Long lines, three-hour wait times, and stalled traffic on local roads and highways could all have been avoided if the New Jersey Motor Vehicle Commission (NJMVC) had planned ahead, according to State Sens. Anthony M. Bucco (R-25) and Kristin Corrado (R-40).
“Agencies have been shut down for months, and there are significant backlogs of renewals and transactions that must be completed. I as much as predicted this two months ago and I asked the commission for a plan,” said Bucco. “They ignored me, they ignored New Jersey residents, and this is the result.”
Bucco had written to NJMVC’s chief administrator in May, saying it should look to remote services during the pandemic to alleviate future backlogs.
Message from NJMVC Administration
Upon reopening, NJMVC Chief Administrator Sue Fulton noted the agency was expecting unusually high customer volumes for reopening July 7. The agency pre-deployed to busiest agencies two hours ahead of start time.
Additionally, the agency said its senior staff were deployed to help process transactions. It asked customers to visit the agency website to check for line times.

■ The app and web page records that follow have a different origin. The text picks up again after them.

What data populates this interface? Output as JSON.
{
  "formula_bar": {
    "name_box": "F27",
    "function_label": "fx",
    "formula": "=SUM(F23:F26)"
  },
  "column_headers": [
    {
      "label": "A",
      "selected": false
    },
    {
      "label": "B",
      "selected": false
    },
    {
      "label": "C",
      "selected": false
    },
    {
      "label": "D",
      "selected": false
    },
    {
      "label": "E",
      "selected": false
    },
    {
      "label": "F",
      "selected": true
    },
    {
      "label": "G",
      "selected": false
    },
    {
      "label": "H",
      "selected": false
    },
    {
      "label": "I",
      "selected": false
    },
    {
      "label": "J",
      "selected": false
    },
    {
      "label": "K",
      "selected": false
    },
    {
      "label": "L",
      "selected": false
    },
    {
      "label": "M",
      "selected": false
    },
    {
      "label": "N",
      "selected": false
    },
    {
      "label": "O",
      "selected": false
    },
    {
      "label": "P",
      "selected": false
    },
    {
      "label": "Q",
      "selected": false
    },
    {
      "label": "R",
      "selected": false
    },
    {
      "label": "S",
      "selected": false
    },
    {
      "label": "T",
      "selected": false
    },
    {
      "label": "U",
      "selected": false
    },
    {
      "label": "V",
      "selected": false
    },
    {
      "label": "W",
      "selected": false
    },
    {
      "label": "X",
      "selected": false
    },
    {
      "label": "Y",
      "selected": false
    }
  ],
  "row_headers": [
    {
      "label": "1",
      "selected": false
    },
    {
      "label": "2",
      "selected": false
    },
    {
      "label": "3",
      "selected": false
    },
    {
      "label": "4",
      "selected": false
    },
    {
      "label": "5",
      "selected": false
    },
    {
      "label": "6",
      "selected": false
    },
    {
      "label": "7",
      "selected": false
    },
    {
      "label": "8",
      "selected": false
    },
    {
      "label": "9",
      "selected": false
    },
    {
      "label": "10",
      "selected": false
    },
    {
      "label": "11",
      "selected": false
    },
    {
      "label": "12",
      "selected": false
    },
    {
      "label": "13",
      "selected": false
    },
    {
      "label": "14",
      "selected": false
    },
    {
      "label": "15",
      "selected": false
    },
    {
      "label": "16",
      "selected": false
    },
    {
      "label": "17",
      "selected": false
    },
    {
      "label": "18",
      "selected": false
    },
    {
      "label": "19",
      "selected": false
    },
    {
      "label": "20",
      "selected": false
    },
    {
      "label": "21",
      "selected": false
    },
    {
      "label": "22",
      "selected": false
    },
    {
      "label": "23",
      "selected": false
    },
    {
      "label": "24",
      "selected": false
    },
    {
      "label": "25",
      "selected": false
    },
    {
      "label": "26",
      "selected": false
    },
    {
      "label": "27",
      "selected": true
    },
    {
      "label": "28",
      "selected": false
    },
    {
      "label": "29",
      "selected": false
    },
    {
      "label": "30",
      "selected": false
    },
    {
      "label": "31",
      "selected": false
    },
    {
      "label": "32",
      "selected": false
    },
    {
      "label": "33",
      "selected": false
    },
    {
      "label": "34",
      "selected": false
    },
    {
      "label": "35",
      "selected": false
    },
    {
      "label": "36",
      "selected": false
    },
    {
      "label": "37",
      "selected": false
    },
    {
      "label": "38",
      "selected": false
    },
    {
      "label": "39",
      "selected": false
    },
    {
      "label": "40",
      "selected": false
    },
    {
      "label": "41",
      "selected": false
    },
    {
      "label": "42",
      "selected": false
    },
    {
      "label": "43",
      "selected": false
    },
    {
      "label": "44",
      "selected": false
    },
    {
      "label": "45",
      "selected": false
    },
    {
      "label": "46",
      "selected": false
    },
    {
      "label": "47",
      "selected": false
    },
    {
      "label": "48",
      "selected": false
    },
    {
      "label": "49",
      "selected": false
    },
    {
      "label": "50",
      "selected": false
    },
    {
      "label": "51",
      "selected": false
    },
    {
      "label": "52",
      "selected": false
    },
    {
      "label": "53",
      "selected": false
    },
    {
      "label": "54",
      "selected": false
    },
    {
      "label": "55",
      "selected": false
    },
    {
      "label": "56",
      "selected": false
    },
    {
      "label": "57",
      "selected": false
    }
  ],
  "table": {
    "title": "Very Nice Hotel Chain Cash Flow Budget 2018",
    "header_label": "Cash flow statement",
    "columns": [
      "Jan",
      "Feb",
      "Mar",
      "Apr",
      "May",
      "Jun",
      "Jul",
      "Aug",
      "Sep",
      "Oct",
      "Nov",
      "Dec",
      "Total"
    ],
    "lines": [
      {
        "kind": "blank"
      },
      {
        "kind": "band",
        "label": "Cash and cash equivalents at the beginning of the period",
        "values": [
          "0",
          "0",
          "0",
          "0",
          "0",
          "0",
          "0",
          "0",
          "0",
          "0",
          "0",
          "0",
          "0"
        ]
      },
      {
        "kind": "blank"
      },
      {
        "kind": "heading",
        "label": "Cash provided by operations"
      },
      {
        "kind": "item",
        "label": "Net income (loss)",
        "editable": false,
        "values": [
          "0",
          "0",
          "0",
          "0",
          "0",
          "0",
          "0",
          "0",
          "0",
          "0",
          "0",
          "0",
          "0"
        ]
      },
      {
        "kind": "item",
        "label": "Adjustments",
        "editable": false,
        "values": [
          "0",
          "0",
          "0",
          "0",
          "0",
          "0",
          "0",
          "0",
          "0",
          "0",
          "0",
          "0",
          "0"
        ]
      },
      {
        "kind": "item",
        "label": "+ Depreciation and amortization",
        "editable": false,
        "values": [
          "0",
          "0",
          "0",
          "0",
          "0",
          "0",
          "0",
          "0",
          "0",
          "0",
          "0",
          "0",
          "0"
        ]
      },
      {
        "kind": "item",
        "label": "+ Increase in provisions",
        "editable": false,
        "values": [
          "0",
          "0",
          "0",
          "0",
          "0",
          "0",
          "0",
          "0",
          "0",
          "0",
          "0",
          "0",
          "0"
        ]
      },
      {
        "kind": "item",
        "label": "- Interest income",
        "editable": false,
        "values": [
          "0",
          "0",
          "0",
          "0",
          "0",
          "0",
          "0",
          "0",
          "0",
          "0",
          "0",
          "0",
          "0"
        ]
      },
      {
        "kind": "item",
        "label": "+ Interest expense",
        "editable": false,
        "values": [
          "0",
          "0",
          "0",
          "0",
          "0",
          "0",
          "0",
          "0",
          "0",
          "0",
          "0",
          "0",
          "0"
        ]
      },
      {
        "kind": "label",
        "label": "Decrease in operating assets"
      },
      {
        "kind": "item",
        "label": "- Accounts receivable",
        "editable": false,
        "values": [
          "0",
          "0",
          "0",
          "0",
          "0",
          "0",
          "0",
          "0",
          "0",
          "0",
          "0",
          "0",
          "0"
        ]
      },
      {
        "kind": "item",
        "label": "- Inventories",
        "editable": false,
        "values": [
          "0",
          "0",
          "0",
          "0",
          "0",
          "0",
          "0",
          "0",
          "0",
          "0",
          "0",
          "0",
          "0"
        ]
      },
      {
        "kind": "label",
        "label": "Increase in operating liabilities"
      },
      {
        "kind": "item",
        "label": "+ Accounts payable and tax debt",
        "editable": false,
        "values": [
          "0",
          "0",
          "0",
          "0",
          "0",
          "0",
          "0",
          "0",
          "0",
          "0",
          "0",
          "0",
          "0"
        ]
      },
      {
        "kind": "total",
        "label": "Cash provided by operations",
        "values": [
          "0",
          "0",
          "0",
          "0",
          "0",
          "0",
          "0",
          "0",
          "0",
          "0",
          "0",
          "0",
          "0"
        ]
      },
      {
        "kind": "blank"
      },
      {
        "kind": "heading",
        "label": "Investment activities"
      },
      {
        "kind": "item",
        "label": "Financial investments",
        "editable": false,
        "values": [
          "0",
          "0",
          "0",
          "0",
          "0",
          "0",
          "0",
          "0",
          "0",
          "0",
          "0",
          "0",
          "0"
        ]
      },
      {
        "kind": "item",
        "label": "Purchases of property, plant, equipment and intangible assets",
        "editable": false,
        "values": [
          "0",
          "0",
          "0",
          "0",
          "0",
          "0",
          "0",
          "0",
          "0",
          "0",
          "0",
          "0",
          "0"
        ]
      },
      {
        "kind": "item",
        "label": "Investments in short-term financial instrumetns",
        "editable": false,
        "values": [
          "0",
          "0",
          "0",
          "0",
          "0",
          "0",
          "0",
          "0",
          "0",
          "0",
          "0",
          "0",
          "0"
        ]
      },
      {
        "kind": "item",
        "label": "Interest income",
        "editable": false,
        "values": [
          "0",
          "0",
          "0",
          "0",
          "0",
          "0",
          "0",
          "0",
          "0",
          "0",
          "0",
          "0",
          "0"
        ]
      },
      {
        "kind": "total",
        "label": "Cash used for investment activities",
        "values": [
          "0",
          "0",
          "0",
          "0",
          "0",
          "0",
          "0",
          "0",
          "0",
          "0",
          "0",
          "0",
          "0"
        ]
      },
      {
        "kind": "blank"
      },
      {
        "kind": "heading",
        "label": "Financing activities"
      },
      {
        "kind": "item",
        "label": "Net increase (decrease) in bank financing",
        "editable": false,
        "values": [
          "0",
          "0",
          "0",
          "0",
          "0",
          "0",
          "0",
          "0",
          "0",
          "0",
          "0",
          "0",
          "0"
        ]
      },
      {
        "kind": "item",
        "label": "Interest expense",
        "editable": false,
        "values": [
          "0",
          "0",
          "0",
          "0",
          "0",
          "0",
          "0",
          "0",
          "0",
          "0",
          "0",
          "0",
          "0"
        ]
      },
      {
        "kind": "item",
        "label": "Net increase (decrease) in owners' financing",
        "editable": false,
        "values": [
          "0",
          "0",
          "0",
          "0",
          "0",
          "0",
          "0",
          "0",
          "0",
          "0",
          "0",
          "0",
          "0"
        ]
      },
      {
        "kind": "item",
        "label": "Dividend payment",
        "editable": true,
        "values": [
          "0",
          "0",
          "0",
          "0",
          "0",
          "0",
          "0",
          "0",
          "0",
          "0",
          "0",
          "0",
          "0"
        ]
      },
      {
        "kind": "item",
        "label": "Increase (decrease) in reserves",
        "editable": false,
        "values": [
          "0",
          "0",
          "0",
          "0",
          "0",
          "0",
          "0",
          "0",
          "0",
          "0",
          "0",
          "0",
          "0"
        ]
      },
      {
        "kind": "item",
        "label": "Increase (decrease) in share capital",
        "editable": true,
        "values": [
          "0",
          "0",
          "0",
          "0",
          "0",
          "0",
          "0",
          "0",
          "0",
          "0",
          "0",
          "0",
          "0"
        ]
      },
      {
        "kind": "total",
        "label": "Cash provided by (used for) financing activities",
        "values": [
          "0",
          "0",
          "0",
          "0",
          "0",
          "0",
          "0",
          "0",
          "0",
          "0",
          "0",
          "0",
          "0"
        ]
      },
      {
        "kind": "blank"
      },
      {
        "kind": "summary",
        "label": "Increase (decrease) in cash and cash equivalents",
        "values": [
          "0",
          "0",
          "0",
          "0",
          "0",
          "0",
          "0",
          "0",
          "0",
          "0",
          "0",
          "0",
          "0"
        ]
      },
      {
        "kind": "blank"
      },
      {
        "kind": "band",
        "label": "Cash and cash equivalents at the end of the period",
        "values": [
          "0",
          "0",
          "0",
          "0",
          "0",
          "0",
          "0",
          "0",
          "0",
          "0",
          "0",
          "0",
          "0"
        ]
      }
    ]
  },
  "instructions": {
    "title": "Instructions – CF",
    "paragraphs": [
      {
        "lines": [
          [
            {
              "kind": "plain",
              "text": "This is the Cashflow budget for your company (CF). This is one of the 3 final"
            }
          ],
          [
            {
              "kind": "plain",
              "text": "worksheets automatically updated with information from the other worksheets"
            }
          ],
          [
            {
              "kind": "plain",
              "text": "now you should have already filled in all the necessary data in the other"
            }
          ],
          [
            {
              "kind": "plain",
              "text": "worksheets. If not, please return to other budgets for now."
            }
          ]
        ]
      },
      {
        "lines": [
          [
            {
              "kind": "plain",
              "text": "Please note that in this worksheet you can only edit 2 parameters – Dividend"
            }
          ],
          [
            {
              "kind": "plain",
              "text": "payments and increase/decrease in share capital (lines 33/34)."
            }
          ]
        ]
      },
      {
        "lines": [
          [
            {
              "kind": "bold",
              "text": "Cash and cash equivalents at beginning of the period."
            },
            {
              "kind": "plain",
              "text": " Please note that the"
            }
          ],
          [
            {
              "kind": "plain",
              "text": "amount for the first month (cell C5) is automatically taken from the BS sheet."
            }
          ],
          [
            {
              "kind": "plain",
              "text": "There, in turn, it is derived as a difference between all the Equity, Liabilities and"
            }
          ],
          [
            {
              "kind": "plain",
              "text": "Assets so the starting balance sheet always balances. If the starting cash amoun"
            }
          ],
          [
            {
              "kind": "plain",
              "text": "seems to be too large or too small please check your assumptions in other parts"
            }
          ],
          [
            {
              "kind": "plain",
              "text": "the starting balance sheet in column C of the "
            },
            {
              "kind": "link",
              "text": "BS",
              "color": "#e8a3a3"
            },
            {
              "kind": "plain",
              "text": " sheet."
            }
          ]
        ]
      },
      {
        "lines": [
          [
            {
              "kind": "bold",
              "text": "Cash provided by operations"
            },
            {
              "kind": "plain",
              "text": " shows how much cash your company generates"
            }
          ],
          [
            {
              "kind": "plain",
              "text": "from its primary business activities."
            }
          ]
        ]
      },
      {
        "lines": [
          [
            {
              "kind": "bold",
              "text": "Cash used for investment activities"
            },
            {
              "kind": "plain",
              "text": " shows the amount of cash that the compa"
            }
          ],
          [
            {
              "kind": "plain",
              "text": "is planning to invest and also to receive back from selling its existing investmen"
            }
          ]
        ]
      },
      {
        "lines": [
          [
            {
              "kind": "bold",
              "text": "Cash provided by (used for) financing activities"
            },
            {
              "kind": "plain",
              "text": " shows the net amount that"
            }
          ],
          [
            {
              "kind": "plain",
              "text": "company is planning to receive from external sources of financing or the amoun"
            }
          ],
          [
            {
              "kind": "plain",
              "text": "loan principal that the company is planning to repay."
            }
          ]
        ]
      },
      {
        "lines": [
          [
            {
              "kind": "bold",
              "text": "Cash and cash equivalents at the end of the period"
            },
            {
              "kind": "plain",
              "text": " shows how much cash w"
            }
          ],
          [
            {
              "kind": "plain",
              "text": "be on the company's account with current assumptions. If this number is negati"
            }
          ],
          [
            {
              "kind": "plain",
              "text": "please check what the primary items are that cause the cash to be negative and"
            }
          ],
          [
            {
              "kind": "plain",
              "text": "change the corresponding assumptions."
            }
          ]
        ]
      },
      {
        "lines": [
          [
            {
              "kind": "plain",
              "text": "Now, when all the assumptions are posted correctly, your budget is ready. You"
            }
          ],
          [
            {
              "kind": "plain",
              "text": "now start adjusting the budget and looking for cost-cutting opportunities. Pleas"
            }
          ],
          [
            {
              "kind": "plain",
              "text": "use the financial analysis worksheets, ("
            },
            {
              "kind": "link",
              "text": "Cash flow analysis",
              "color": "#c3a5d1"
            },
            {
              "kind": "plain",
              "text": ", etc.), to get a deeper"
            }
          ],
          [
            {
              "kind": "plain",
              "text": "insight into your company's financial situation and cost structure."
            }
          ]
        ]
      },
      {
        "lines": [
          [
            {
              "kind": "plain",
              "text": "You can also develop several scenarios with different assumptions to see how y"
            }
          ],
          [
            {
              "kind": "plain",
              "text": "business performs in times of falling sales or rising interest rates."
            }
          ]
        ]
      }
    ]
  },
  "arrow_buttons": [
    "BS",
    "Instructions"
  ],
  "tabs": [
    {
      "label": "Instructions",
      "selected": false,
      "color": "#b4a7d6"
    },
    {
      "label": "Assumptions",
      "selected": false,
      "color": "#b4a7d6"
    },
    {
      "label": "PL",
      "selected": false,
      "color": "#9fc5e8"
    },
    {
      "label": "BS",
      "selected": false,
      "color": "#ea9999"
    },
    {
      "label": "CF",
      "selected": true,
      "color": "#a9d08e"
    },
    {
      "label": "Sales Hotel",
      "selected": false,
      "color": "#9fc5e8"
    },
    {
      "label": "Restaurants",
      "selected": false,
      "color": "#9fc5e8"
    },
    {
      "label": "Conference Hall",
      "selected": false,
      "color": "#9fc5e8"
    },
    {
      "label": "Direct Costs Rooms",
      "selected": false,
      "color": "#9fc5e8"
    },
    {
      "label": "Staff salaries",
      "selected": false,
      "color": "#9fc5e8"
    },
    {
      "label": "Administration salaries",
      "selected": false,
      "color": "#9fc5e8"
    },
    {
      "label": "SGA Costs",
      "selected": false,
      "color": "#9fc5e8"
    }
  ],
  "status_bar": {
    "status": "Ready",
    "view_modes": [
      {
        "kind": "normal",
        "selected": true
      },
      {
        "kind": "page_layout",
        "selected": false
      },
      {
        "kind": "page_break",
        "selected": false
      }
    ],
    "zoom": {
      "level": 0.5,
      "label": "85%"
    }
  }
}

“While we understand the frustration of our customers in this extremely challenging and difficult time, our employees are doing the best they can to keep everyone safe and work as efficiently as possible,” she said.
A Lack of a Planning
Bucco lamented the agency’s lack of planning regarding reopening, saying it stemmed from a failure of leadership. He argued New Jersey residents deserved better.
“Look at the situation. The lines are horrendous. They had to know this was coming. I warned them and everybody knew it,” he said. Bucco had suggested extending expiration dates for driver’s licenses and vehicle registrations, extended until crowds had died down.
Corrado was baffled as well at the MVC being so unprepared, stating “It is crystal clear they are unprepared. People, waiting for many hours to complete necessary transactions, are living a nightmare.”
The state senator noted at the Wayne MVC office in her legislative district, the situation was so bad the local police shut down the office as traffic backed up onto Route 46, creating a hazardous situation.
“NJMVC’s performance has been an abysmal failure,” Corrado said. “Locally, they were so overwhelmed they were utilizing police officers to screen cars on Route 46 before they entered the facility to get them into the right cues. It is obvious there has been no preparation, no planning, no leadership.”